++++ Extracted information
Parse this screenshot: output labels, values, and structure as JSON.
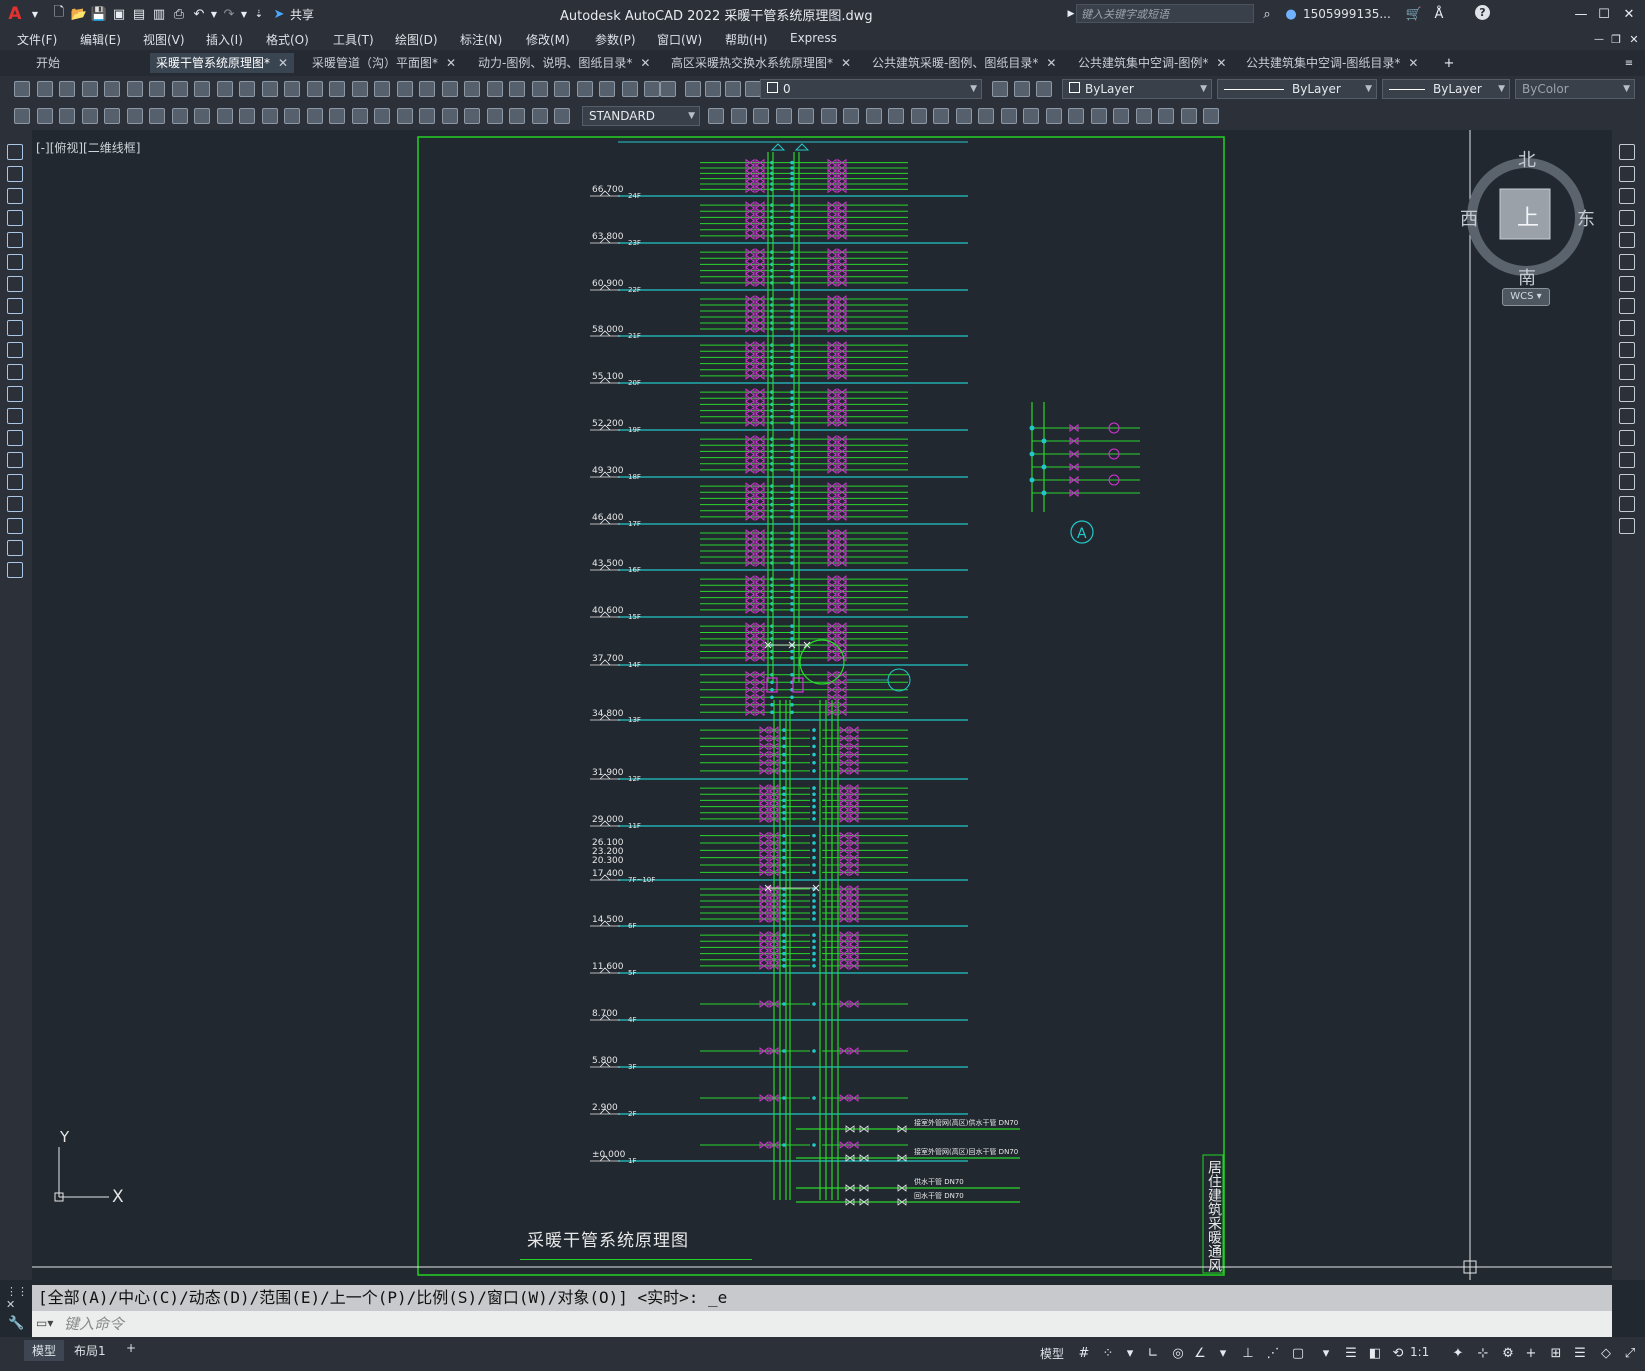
{
  "app": {
    "title": "Autodesk AutoCAD 2022    采暖干管系统原理图.dwg",
    "share_label": "共享",
    "search_placeholder": "键入关键字或短语",
    "user": "1505999135...",
    "logo": "A"
  },
  "menu": [
    "文件(F)",
    "编辑(E)",
    "视图(V)",
    "插入(I)",
    "格式(O)",
    "工具(T)",
    "绘图(D)",
    "标注(N)",
    "修改(M)",
    "参数(P)",
    "窗口(W)",
    "帮助(H)",
    "Express"
  ],
  "tabs": [
    {
      "label": "开始"
    },
    {
      "label": "采暖干管系统原理图*"
    },
    {
      "label": "采暖管道（沟）平面图*"
    },
    {
      "label": "动力-图例、说明、图纸目录*"
    },
    {
      "label": "高区采暖热交换水系统原理图*"
    },
    {
      "label": "公共建筑采暖-图例、图纸目录*"
    },
    {
      "label": "公共建筑集中空调-图例*"
    },
    {
      "label": "公共建筑集中空调-图纸目录*"
    }
  ],
  "toolbar": {
    "layer_value": "0",
    "color_value": "ByLayer",
    "linetype_value": "ByLayer",
    "lineweight_value": "ByLayer",
    "plotstyle_value": "ByColor",
    "textstyle_value": "STANDARD"
  },
  "viewport": {
    "label": "[-][俯视][二维线框]",
    "viewcube": {
      "north": "北",
      "south": "南",
      "east": "东",
      "west": "西",
      "top": "上",
      "wcs": "WCS"
    },
    "ucs": {
      "x": "X",
      "y": "Y"
    }
  },
  "drawing": {
    "title": "采暖干管系统原理图",
    "side_title": "居住建筑采暖通风",
    "detail_label": "A",
    "levels": [
      {
        "elev": "66.700",
        "floor": "24F"
      },
      {
        "elev": "63.800",
        "floor": "23F"
      },
      {
        "elev": "60.900",
        "floor": "22F"
      },
      {
        "elev": "58.000",
        "floor": "21F"
      },
      {
        "elev": "55.100",
        "floor": "20F"
      },
      {
        "elev": "52.200",
        "floor": "19F"
      },
      {
        "elev": "49.300",
        "floor": "18F"
      },
      {
        "elev": "46.400",
        "floor": "17F"
      },
      {
        "elev": "43.500",
        "floor": "16F"
      },
      {
        "elev": "40.600",
        "floor": "15F"
      },
      {
        "elev": "37.700",
        "floor": "14F"
      },
      {
        "elev": "34.800",
        "floor": "13F"
      },
      {
        "elev": "31.900",
        "floor": "12F"
      },
      {
        "elev": "29.000",
        "floor": "11F"
      },
      {
        "elev": "17.400",
        "floor": "7F~10F",
        "extra": [
          "26.100",
          "23.200",
          "20.300"
        ]
      },
      {
        "elev": "14.500",
        "floor": "6F"
      },
      {
        "elev": "11.600",
        "floor": "5F"
      },
      {
        "elev": "8.700",
        "floor": "4F"
      },
      {
        "elev": "5.800",
        "floor": "3F"
      },
      {
        "elev": "2.900",
        "floor": "2F"
      },
      {
        "elev": "±0.000",
        "floor": "1F"
      }
    ],
    "pipe_labels": [
      "接室外管网(高区)供水干管 DN70",
      "接室外管网(高区)回水干管 DN70",
      "供水干管 DN70",
      "回水干管 DN70"
    ]
  },
  "command": {
    "prompt": "[全部(A)/中心(C)/动态(D)/范围(E)/上一个(P)/比例(S)/窗口(W)/对象(O)] <实时>: _e",
    "input_placeholder": "键入命令"
  },
  "status": {
    "layout_tabs": [
      "模型",
      "布局1"
    ],
    "model_label": "模型",
    "scale": "1:1"
  },
  "colors": {
    "background": "#212830",
    "frame_green": "#22d322",
    "pipe_green": "#2bd62b",
    "level_cyan": "#22c8c8",
    "valve_magenta": "#d633d6",
    "text_white": "#e8e8e8"
  }
}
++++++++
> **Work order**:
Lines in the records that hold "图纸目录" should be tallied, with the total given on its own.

> **Final answer**:
3